:: Dataset
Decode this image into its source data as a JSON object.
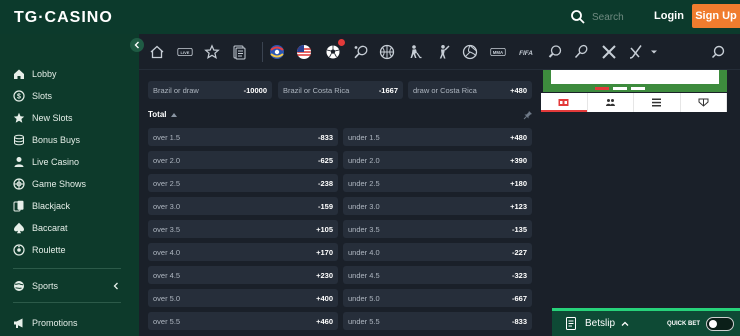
{
  "header": {
    "logo": "TG·CASINO",
    "search_placeholder": "Search",
    "login_label": "Login",
    "signup_label": "Sign Up"
  },
  "sidebar": {
    "items": [
      {
        "label": "Lobby",
        "icon": "home-icon"
      },
      {
        "label": "Slots",
        "icon": "dollar-icon"
      },
      {
        "label": "New Slots",
        "icon": "star-icon"
      },
      {
        "label": "Bonus Buys",
        "icon": "coins-icon"
      },
      {
        "label": "Live Casino",
        "icon": "person-icon"
      },
      {
        "label": "Game Shows",
        "icon": "wheel-icon"
      },
      {
        "label": "Blackjack",
        "icon": "cards-icon"
      },
      {
        "label": "Baccarat",
        "icon": "spade-icon"
      },
      {
        "label": "Roulette",
        "icon": "roulette-icon"
      }
    ],
    "sports_label": "Sports",
    "promotions_label": "Promotions"
  },
  "sports_nav": {
    "icons": [
      "home-icon",
      "live-icon",
      "favorites-icon",
      "betslip-list-icon",
      "euro-icon",
      "usa-icon",
      "soccer-icon",
      "tennis-icon",
      "basketball-icon",
      "ice-hockey-icon",
      "cricket-icon",
      "volleyball-icon",
      "mma-icon",
      "fifa-icon",
      "table-tennis-icon",
      "badminton-icon",
      "esports-icon",
      "hockey-stick-icon",
      "more-icon"
    ],
    "live_label": "LIVE",
    "mma_label": "MMA",
    "fifa_label": "FIFA"
  },
  "double_chance": [
    {
      "label": "Brazil or draw",
      "odd": "-10000"
    },
    {
      "label": "Brazil or Costa Rica",
      "odd": "-1667"
    },
    {
      "label": "draw or Costa Rica",
      "odd": "+480"
    }
  ],
  "total": {
    "title": "Total",
    "rows": [
      {
        "over_label": "over 1.5",
        "over_odd": "-833",
        "under_label": "under 1.5",
        "under_odd": "+480"
      },
      {
        "over_label": "over 2.0",
        "over_odd": "-625",
        "under_label": "under 2.0",
        "under_odd": "+390"
      },
      {
        "over_label": "over 2.5",
        "over_odd": "-238",
        "under_label": "under 2.5",
        "under_odd": "+180"
      },
      {
        "over_label": "over 3.0",
        "over_odd": "-159",
        "under_label": "under 3.0",
        "under_odd": "+123"
      },
      {
        "over_label": "over 3.5",
        "over_odd": "+105",
        "under_label": "under 3.5",
        "under_odd": "-135"
      },
      {
        "over_label": "over 4.0",
        "over_odd": "+170",
        "under_label": "under 4.0",
        "under_odd": "-227"
      },
      {
        "over_label": "over 4.5",
        "over_odd": "+230",
        "under_label": "under 4.5",
        "under_odd": "-323"
      },
      {
        "over_label": "over 5.0",
        "over_odd": "+400",
        "under_label": "under 5.0",
        "under_odd": "-667"
      },
      {
        "over_label": "over 5.5",
        "over_odd": "+460",
        "under_label": "under 5.5",
        "under_odd": "-833"
      }
    ]
  },
  "right_panel": {
    "tabs": [
      "scoreboard-icon",
      "lineup-icon",
      "stats-list-icon",
      "h2h-icon"
    ]
  },
  "betslip": {
    "label": "Betslip",
    "quick_bet_label": "QUICK BET"
  },
  "colors": {
    "brand_green": "#0d3a2b",
    "accent_orange": "#f07c2e",
    "background": "#1a2029",
    "cell": "#262e3a",
    "betslip_accent": "#27d27a"
  }
}
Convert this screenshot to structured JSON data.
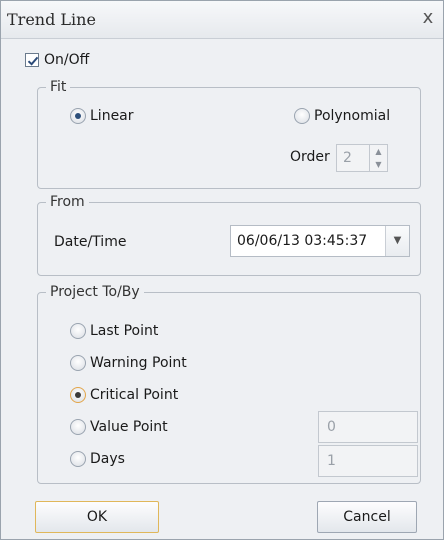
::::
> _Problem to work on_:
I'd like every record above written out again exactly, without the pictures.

> _Response to this exercise_:
Decode this image into its source data as a JSON object.
{
  "header": {
    "logo": "TG·CASINO",
    "search_placeholder": "Search",
    "login_label": "Login",
    "signup_label": "Sign Up"
  },
  "sidebar": {
    "items": [
      {
        "label": "Lobby",
        "icon": "home-icon"
      },
      {
        "label": "Slots",
        "icon": "dollar-icon"
      },
      {
        "label": "New Slots",
        "icon": "star-icon"
      },
      {
        "label": "Bonus Buys",
        "icon": "coins-icon"
      },
      {
        "label": "Live Casino",
        "icon": "person-icon"
      },
      {
        "label": "Game Shows",
        "icon": "wheel-icon"
      },
      {
        "label": "Blackjack",
        "icon": "cards-icon"
      },
      {
        "label": "Baccarat",
        "icon": "spade-icon"
      },
      {
        "label": "Roulette",
        "icon": "roulette-icon"
      }
    ],
    "sports_label": "Sports",
    "promotions_label": "Promotions"
  },
  "sports_nav": {
    "icons": [
      "home-icon",
      "live-icon",
      "favorites-icon",
      "betslip-list-icon",
      "euro-icon",
      "usa-icon",
      "soccer-icon",
      "tennis-icon",
      "basketball-icon",
      "ice-hockey-icon",
      "cricket-icon",
      "volleyball-icon",
      "mma-icon",
      "fifa-icon",
      "table-tennis-icon",
      "badminton-icon",
      "esports-icon",
      "hockey-stick-icon",
      "more-icon"
    ],
    "live_label": "LIVE",
    "mma_label": "MMA",
    "fifa_label": "FIFA"
  },
  "double_chance": [
    {
      "label": "Brazil or draw",
      "odd": "-10000"
    },
    {
      "label": "Brazil or Costa Rica",
      "odd": "-1667"
    },
    {
      "label": "draw or Costa Rica",
      "odd": "+480"
    }
  ],
  "total": {
    "title": "Total",
    "rows": [
      {
        "over_label": "over 1.5",
        "over_odd": "-833",
        "under_label": "under 1.5",
        "under_odd": "+480"
      },
      {
        "over_label": "over 2.0",
        "over_odd": "-625",
        "under_label": "under 2.0",
        "under_odd": "+390"
      },
      {
        "over_label": "over 2.5",
        "over_odd": "-238",
        "under_label": "under 2.5",
        "under_odd": "+180"
      },
      {
        "over_label": "over 3.0",
        "over_odd": "-159",
        "under_label": "under 3.0",
        "under_odd": "+123"
      },
      {
        "over_label": "over 3.5",
        "over_odd": "+105",
        "under_label": "under 3.5",
        "under_odd": "-135"
      },
      {
        "over_label": "over 4.0",
        "over_odd": "+170",
        "under_label": "under 4.0",
        "under_odd": "-227"
      },
      {
        "over_label": "over 4.5",
        "over_odd": "+230",
        "under_label": "under 4.5",
        "under_odd": "-323"
      },
      {
        "over_label": "over 5.0",
        "over_odd": "+400",
        "under_label": "under 5.0",
        "under_odd": "-667"
      },
      {
        "over_label": "over 5.5",
        "over_odd": "+460",
        "under_label": "under 5.5",
        "under_odd": "-833"
      }
    ]
  },
  "right_panel": {
    "tabs": [
      "scoreboard-icon",
      "lineup-icon",
      "stats-list-icon",
      "h2h-icon"
    ]
  },
  "betslip": {
    "label": "Betslip",
    "quick_bet_label": "QUICK BET"
  },
  "colors": {
    "brand_green": "#0d3a2b",
    "accent_orange": "#f07c2e",
    "background": "#1a2029",
    "cell": "#262e3a",
    "betslip_accent": "#27d27a"
  }
}
Convert this screenshot to structured JSON data.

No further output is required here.